=== DATA SUPPLIED ===
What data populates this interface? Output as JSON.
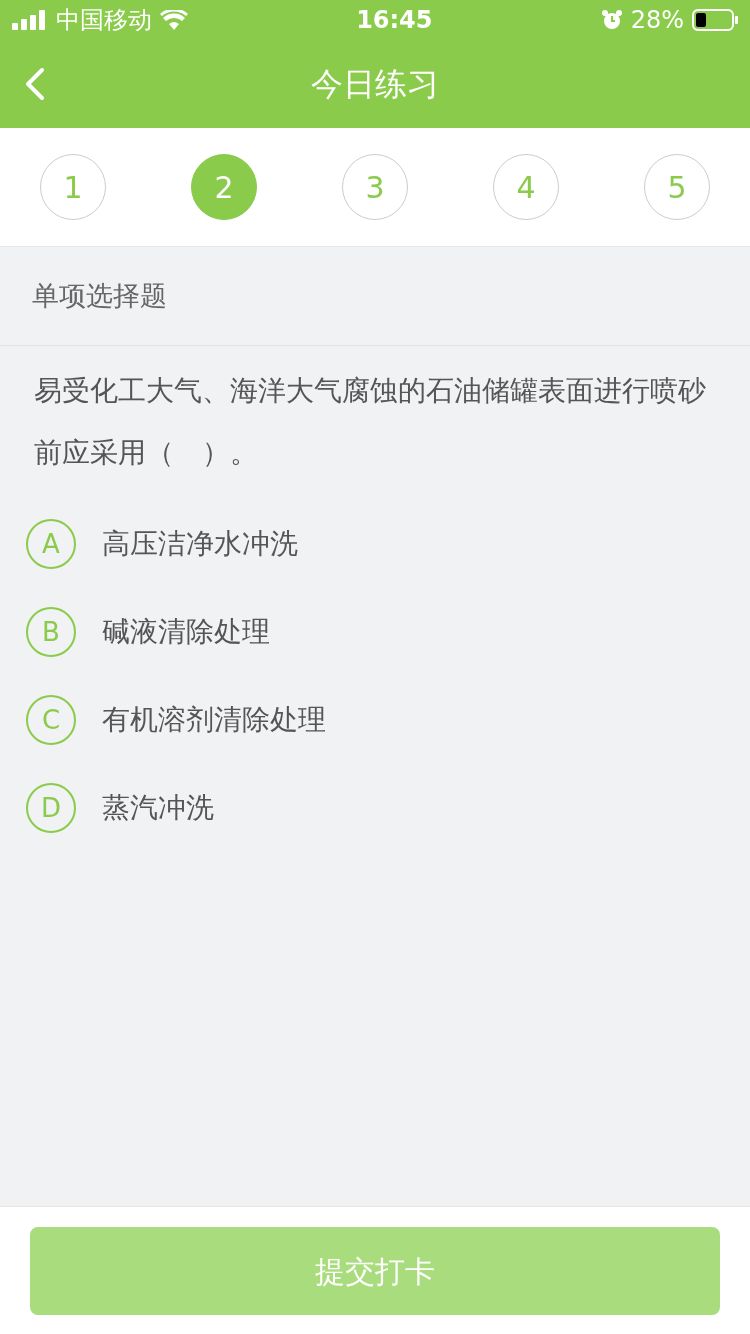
{
  "status_bar": {
    "carrier": "中国移动",
    "time": "16:45",
    "battery": "28%"
  },
  "nav": {
    "title": "今日练习"
  },
  "steps": [
    {
      "label": "1",
      "selected": false
    },
    {
      "label": "2",
      "selected": true
    },
    {
      "label": "3",
      "selected": false
    },
    {
      "label": "4",
      "selected": false
    },
    {
      "label": "5",
      "selected": false
    }
  ],
  "section": "单项选择题",
  "question": "易受化工大气、海洋大气腐蚀的石油储罐表面进行喷砂前应采用（　）。",
  "options": [
    {
      "letter": "A",
      "text": "高压洁净水冲洗",
      "selected": false
    },
    {
      "letter": "B",
      "text": "碱液清除处理",
      "selected": false
    },
    {
      "letter": "C",
      "text": "有机溶剂清除处理",
      "selected": false
    },
    {
      "letter": "D",
      "text": "蒸汽冲洗",
      "selected": false
    }
  ],
  "submit": {
    "label": "提交打卡",
    "disabled": true
  }
}
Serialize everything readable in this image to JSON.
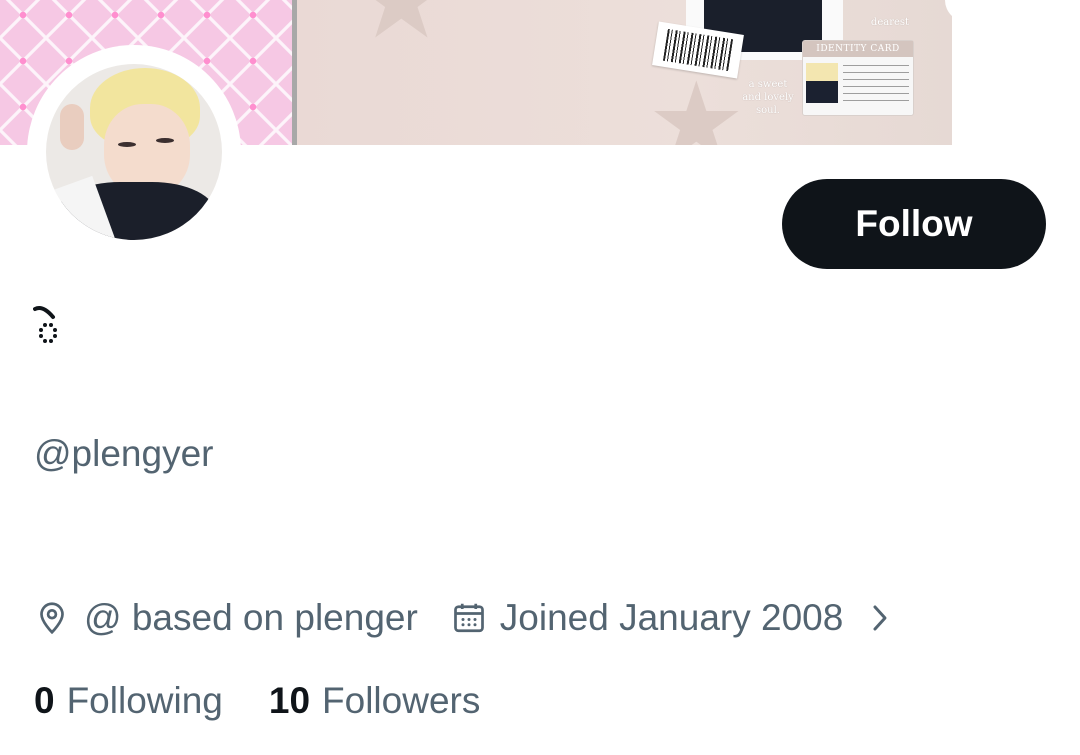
{
  "profile": {
    "handle": "@plengyer",
    "follow_label": "Follow",
    "location": "@ based on plenger",
    "joined": "Joined January 2008",
    "following_count": "0",
    "following_label": "Following",
    "followers_count": "10",
    "followers_label": "Followers"
  },
  "banner": {
    "dearest_text": "dearest",
    "id_card_title": "IDENTITY CARD",
    "tagline": "a sweet and lovely soul."
  },
  "icons": {
    "location": "map-pin-icon",
    "joined": "calendar-icon",
    "more": "chevron-right-icon"
  },
  "colors": {
    "primary_text": "#0f1419",
    "secondary_text": "#536471",
    "button_bg": "#0f1419",
    "button_text": "#ffffff"
  }
}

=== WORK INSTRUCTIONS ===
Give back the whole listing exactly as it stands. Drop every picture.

=== EXERCISE OUTPUT ===
What data populates this interface? Output as JSON.
{
  "status_bar": {
    "carrier": "中国移动",
    "time": "16:45",
    "battery": "28%"
  },
  "nav": {
    "title": "今日练习"
  },
  "steps": [
    {
      "label": "1",
      "selected": false
    },
    {
      "label": "2",
      "selected": true
    },
    {
      "label": "3",
      "selected": false
    },
    {
      "label": "4",
      "selected": false
    },
    {
      "label": "5",
      "selected": false
    }
  ],
  "section": "单项选择题",
  "question": "易受化工大气、海洋大气腐蚀的石油储罐表面进行喷砂前应采用（　）。",
  "options": [
    {
      "letter": "A",
      "text": "高压洁净水冲洗",
      "selected": false
    },
    {
      "letter": "B",
      "text": "碱液清除处理",
      "selected": false
    },
    {
      "letter": "C",
      "text": "有机溶剂清除处理",
      "selected": false
    },
    {
      "letter": "D",
      "text": "蒸汽冲洗",
      "selected": false
    }
  ],
  "submit": {
    "label": "提交打卡",
    "disabled": true
  }
}
Serialize everything readable in this image to JSON.
{
  "profile": {
    "handle": "@plengyer",
    "follow_label": "Follow",
    "location": "@ based on plenger",
    "joined": "Joined January 2008",
    "following_count": "0",
    "following_label": "Following",
    "followers_count": "10",
    "followers_label": "Followers"
  },
  "banner": {
    "dearest_text": "dearest",
    "id_card_title": "IDENTITY CARD",
    "tagline": "a sweet and lovely soul."
  },
  "icons": {
    "location": "map-pin-icon",
    "joined": "calendar-icon",
    "more": "chevron-right-icon"
  },
  "colors": {
    "primary_text": "#0f1419",
    "secondary_text": "#536471",
    "button_bg": "#0f1419",
    "button_text": "#ffffff"
  }
}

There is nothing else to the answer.